Green Circle Health doesn’t claim to be revolutionizing employers’ approach to health and wellness benefits. Rather, it’s increasing their impact by taking a pragmatic approach that’s based on three foundation blocks:
- Widening the focus of health and wellness programs from the employee to their entire family.
- Providing each family member with a set of app-based tools that connects to their their healthcare providers, insurance programs, and each others involved in health and wellness.
- Putting responsibility for the workforce’s health and wellness in the hands of managers instead of HR.
GCH’s SaaS platform is HIPAA-compliant and designed to help families stay connected and healthy. Its open architecture uses standard API and bi-direction SSO, making it relatively easy to integrate and connect with third-party systems. The platform runs on Fast Healthcare Interoperability Resources (FHIR), which was created by the healthcare standards organization Health Level Seven International (HL7), and was recognized as “the Ultimate Connector” by the Office of the National Coordinator of the Department of Health and Human Services for connecting to the most number of healthcare systems using FHIR.
Culture is the Real Challenge
If GCH makes connecting simple, Sheth and his team still face what we regard as a notable challenge: Convincing an organization that managers should take on the responsibility of their team’s wellness, rather than leave it with HR. However, Sheth is convinced that health insurance and wellness benefits should be treated as a whole, as opposed to component parts. At the end of the day, he says, managers are the ones who control an organization’s actual culture. No matter how executives and HR define it, managers lead the culture as it actually plays out on the ground.
“We consider health and wellness a leadership-led challenge and opportunity,” Sheth says. “By engaging with organizational leadership and management at every level, we are helping them learn to manage their team’s productivity.” Healthy employees combined with healthy families use fewer sick days, are absent less and have fewer “presenteeism” issues. “By offering managers access to team results and comparative data in real-time, you are able to bring them into the wellness equation as a leader of their team, and help them encourage their employees to make lifestyle changes for the better,” Sheth argues.
GCH also looked hard at who primarily drives wellness at home. In most cases, it found, it’s the wife and/or mother. So, in designing its tools, the company spent a lot of time creating tools to help her juggle doctor’s appointments, dentist appointments, school schedules, wellness activities, not to mention her job and her spouse’s job. GCH allows individuals to share medical records with family healthcare providers, store x-rays and other test results, and deliver any forms necessary to the employer or insurance carrier.

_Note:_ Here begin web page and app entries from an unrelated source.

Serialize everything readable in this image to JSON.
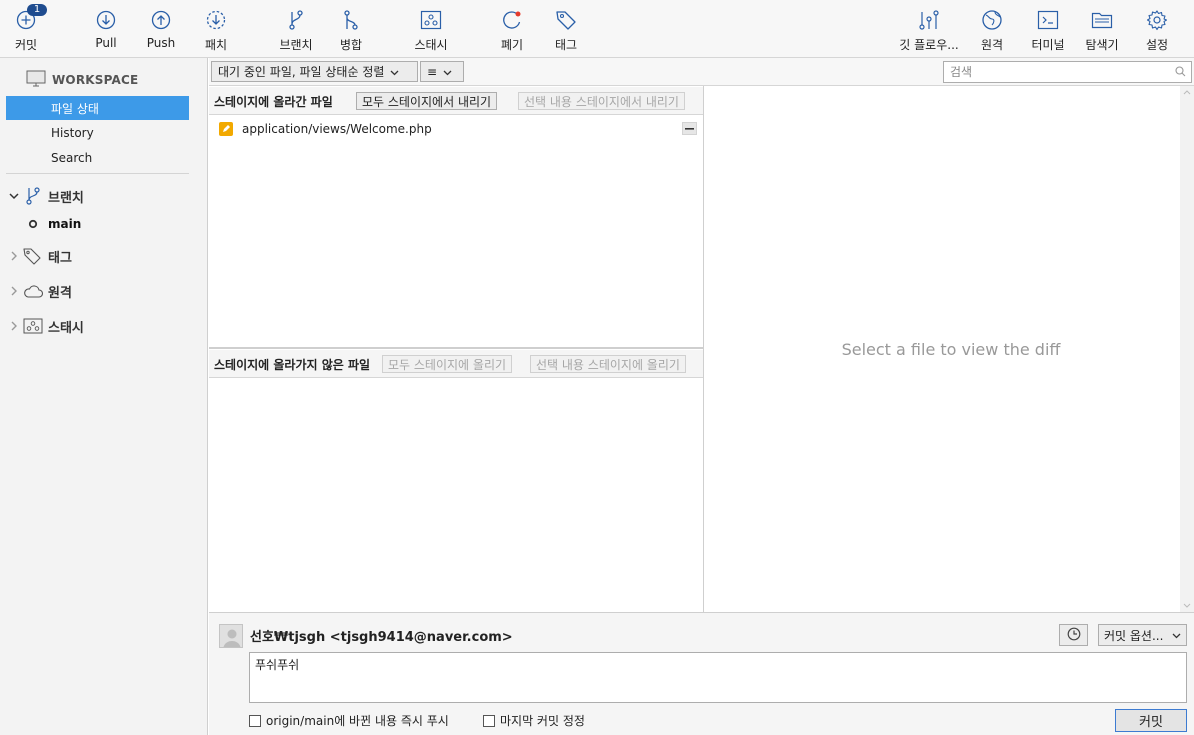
{
  "toolbar": {
    "commit": {
      "label": "커밋",
      "badge": "1",
      "icon": "plus-circle-icon"
    },
    "pull": {
      "label": "Pull",
      "icon": "arrow-down-circle-icon"
    },
    "push": {
      "label": "Push",
      "icon": "arrow-up-circle-icon"
    },
    "fetch": {
      "label": "패치",
      "icon": "fetch-icon"
    },
    "branch": {
      "label": "브랜치",
      "icon": "branch-icon"
    },
    "merge": {
      "label": "병합",
      "icon": "merge-icon"
    },
    "stash": {
      "label": "스태시",
      "icon": "stash-icon"
    },
    "discard": {
      "label": "폐기",
      "icon": "discard-icon"
    },
    "tag": {
      "label": "태그",
      "icon": "tag-icon"
    },
    "gitflow": {
      "label": "깃 플로우...",
      "icon": "git-flow-icon"
    },
    "remote": {
      "label": "원격",
      "icon": "globe-icon"
    },
    "terminal": {
      "label": "터미널",
      "icon": "terminal-icon"
    },
    "explorer": {
      "label": "탐색기",
      "icon": "folder-icon"
    },
    "settings": {
      "label": "설정",
      "icon": "gear-icon"
    }
  },
  "sidebar": {
    "workspace": "WORKSPACE",
    "items": [
      {
        "label": "파일 상태",
        "selected": true
      },
      {
        "label": "History",
        "selected": false
      },
      {
        "label": "Search",
        "selected": false
      }
    ],
    "branches": {
      "label": "브랜치",
      "current": "main"
    },
    "tags": {
      "label": "태그"
    },
    "remotes": {
      "label": "원격"
    },
    "stashes": {
      "label": "스태시"
    }
  },
  "filterbar": {
    "filter_label": "대기 중인 파일, 파일 상태순 정렬",
    "view_label": "≡",
    "search_placeholder": "검색"
  },
  "staged": {
    "title": "스테이지에 올라간 파일",
    "unstage_all": "모두 스테이지에서 내리기",
    "unstage_selected": "선택 내용 스테이지에서 내리기",
    "files": [
      {
        "name": "application/views/Welcome.php",
        "status": "modified"
      }
    ]
  },
  "unstaged": {
    "title": "스테이지에 올라가지 않은 파일",
    "stage_all": "모두 스테이지에 올리기",
    "stage_selected": "선택 내용 스테이지에 올리기"
  },
  "diff": {
    "placeholder": "Select a file to view the diff"
  },
  "commit": {
    "author": "선호₩tjsgh <tjsgh9414@naver.com>",
    "options_label": "커밋 옵션...",
    "message": "푸쉬푸쉬",
    "push_checkbox": "origin/main에 바뀐 내용 즉시 푸시",
    "amend_checkbox": "마지막 커밋 정정",
    "commit_button": "커밋"
  },
  "colors": {
    "selection": "#3d9ae8",
    "icon_blue": "#2a5fa8",
    "modified": "#f2a900",
    "badge": "#1f4c8f"
  }
}
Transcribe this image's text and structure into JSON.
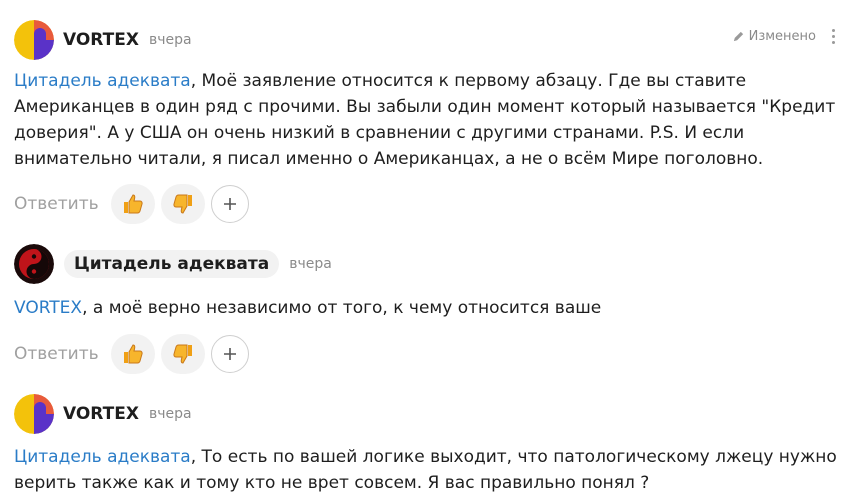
{
  "labels": {
    "reply": "Ответить",
    "edited": "Изменено"
  },
  "comments": [
    {
      "author": "VORTEX",
      "time": "вчера",
      "mention": "Цитадель адеквата",
      "text": ", Моё заявление относится к первому абзацу. Где вы ставите Американцев в один ряд с прочими. Вы забыли один момент который называется \"Кредит доверия\". А у США он очень низкий в сравнении с другими странами. P.S. И если внимательно читали, я писал именно о Американцах, а не о всём Мире поголовно."
    },
    {
      "author": "Цитадель адеквата",
      "time": "вчера",
      "mention": "VORTEX",
      "text": ", а моё верно независимо от того, к чему относится ваше"
    },
    {
      "author": "VORTEX",
      "time": "вчера",
      "mention": "Цитадель адеквата",
      "text": ", То есть по вашей логике выходит, что патологическому лжецу нужно верить также как и тому кто не врет совсем. Я вас правильно понял ?"
    }
  ],
  "colors": {
    "link": "#2a7cc7",
    "muted": "#8a8a8a",
    "pill": "#f2f2f2"
  },
  "icons": [
    "pencil-icon",
    "more-vertical-icon",
    "thumbs-up-icon",
    "thumbs-down-icon",
    "plus-icon",
    "yin-yang-avatar-icon"
  ]
}
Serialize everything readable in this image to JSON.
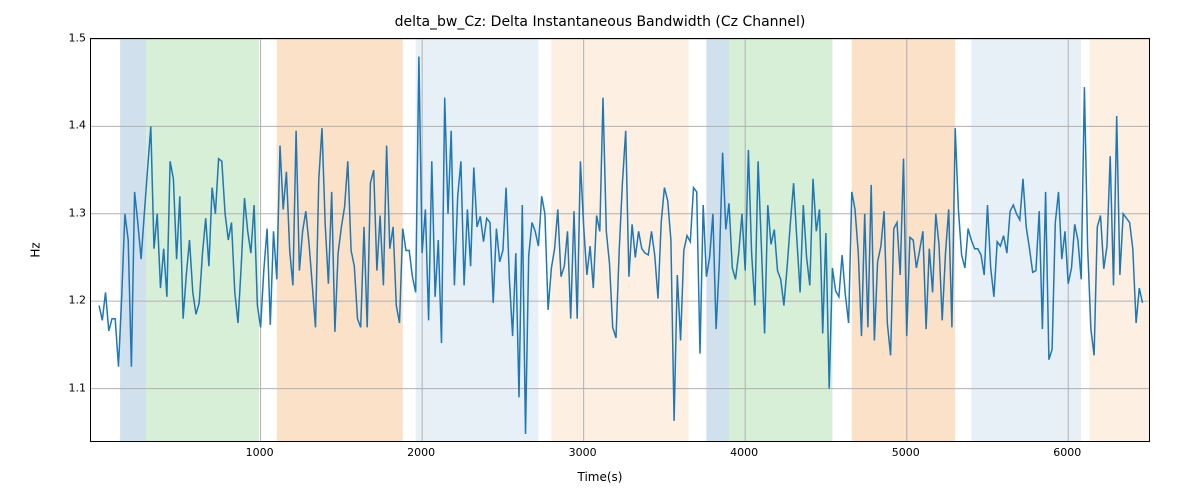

Of course, security is a huge concern for any technology that touches personal information. Strict EEOC guidelines come into play and HIPPA rules must be followed even within families. Not surprisingly, Sheth says, GCH is “very sensitive” to security and compliance, and treats health information in much the same way financial firms treat 401(k) information. While employers can see the system’s aggregate usage data, they can’t access individual or family information. If a worker leaves the company, they can take their data with them and continue to use it in much the same way that would continue to work with a retirement-plan provider.
‘A Long-Term, Holistic Approach’
GCH opened for business in 2013 as communications link between healthcare providers and patients. Today, Sheth describes the company as a “life-long health and well-being platform” that connects users with “meaningful healthcare technology and trained/licensed clinical health coaches as they are needed.”
“Honestly though, this has been a great transition for our company,” he says. “We’ve always wanted to focus on helping people take a life-long, holistic approach to their health, and on top of that, families and employers are doing more to push this approach than are health systems and clinicians.” While the team didn’t expect employers to be so enthusiastic about a new type of wellness platform, “they’re clearly disillusioned with how traditional wellness programs work and we either meet or exceed their expectations.”
GCH’s charges companies “a few dollars per employee per month,” though larger employers pay lower fees that include unlimited live coaching and five user licenses per family. Those discounts can reduce the per-person price significantly, Sheth says.
Today, the company has more than 30 employees, about half of them in technology, 30 percent of them in clinical or health-services roles, and the rest in sales and administration. Among its customers are AutoZone and First Tennessee Bank. Self-funded, GCH is “on track to see continued growth,” according to Sheth. Although he declined to share specific numbers, he expects to break even sometime during 2018 and become profitable the year after that.
Based in Pensacola Beach, Fla., GCH recently opened a sales and operations Center in Memphis, Tenn.
Image: Green Circle Health